[Saved data entries]
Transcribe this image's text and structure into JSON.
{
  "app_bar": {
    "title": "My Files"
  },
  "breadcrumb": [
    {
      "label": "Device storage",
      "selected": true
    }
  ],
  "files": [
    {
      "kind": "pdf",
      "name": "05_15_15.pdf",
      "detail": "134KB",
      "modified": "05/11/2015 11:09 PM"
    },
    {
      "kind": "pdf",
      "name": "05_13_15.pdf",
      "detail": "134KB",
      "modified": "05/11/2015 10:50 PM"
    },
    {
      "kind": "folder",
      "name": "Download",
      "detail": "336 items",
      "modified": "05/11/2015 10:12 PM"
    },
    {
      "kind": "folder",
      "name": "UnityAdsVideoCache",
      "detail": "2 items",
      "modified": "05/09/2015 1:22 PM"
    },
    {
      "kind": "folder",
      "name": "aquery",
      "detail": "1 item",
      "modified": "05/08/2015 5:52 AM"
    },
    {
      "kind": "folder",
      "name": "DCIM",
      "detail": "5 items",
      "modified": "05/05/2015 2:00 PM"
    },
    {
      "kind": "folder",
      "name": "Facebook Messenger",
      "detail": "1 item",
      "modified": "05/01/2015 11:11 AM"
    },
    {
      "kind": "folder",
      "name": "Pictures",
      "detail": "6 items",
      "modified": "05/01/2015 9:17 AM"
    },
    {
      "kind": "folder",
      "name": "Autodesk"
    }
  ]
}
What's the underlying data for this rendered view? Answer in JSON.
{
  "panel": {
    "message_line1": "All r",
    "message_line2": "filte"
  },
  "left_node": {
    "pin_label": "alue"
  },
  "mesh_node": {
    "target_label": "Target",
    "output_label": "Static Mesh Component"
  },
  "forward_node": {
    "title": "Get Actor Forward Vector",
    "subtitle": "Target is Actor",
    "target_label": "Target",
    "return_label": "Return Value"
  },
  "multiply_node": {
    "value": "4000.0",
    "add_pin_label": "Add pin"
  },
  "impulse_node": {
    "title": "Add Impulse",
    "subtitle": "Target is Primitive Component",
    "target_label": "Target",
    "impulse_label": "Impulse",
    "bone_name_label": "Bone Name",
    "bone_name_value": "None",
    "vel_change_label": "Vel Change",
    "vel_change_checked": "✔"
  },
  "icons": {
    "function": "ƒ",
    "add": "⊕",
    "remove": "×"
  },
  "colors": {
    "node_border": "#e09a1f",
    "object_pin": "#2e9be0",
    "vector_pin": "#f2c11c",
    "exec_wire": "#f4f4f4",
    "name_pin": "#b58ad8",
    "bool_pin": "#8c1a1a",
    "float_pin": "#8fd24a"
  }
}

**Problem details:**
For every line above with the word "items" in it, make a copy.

**Solution below:**
      "detail": "336 items",
      "detail": "2 items",
      "detail": "5 items",
      "detail": "6 items",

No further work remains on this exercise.